Data shown Start Marker

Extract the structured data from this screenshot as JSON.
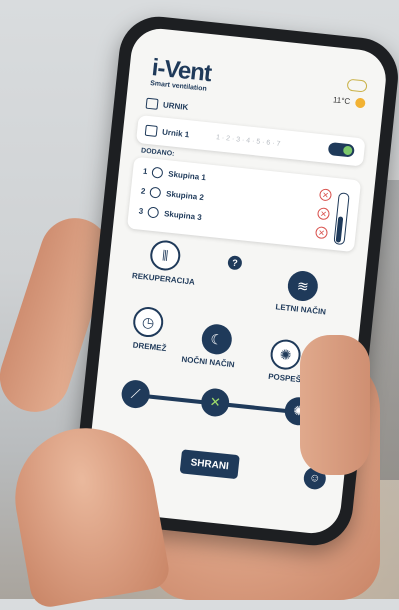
{
  "app": {
    "logo": "i-Vent",
    "logo_sub": "Smart ventilation"
  },
  "weather": {
    "temperature": "11°C",
    "icon": "cloud-sun-icon"
  },
  "schedule_label": "URNIK",
  "schedule_card": {
    "name": "Urnik 1",
    "days": "1 · 2 · 3 · 4 · 5 · 6 · 7",
    "enabled": true
  },
  "groups": {
    "title": "DODANO:",
    "items": [
      {
        "number": "1",
        "label": "Skupina 1"
      },
      {
        "number": "2",
        "label": "Skupina 2"
      },
      {
        "number": "3",
        "label": "Skupina 3"
      }
    ]
  },
  "help_label": "?",
  "modes": {
    "recuperation": "REKUPERACIJA",
    "summer": "LETNI NAČIN",
    "nap": "DREMEŽ",
    "night": "NOČNI NAČIN",
    "boost": "POSPEŠI"
  },
  "speed": {
    "levels": 3,
    "active_level": 2
  },
  "actions": {
    "save": "SHRANI",
    "back": "‹"
  },
  "colors": {
    "brand": "#1f3a5a",
    "toggle_on": "#7cc86b",
    "remove": "#d9534f"
  }
}
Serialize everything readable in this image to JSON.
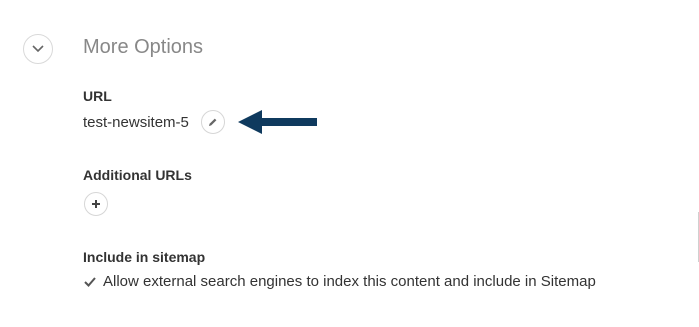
{
  "section": {
    "title": "More Options",
    "toggle_icon": "chevron-down-icon"
  },
  "url_field": {
    "label": "URL",
    "value": "test-newsitem-5",
    "edit_icon": "pencil-icon"
  },
  "additional_urls": {
    "label": "Additional URLs",
    "add_icon": "plus-icon"
  },
  "sitemap": {
    "label": "Include in sitemap",
    "checkbox_label": "Allow external search engines to index this content and include in Sitemap",
    "checked": true
  },
  "annotation": {
    "arrow_color": "#0f3a5e"
  }
}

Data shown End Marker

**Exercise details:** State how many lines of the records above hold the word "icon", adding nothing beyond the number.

**Your solution:** 4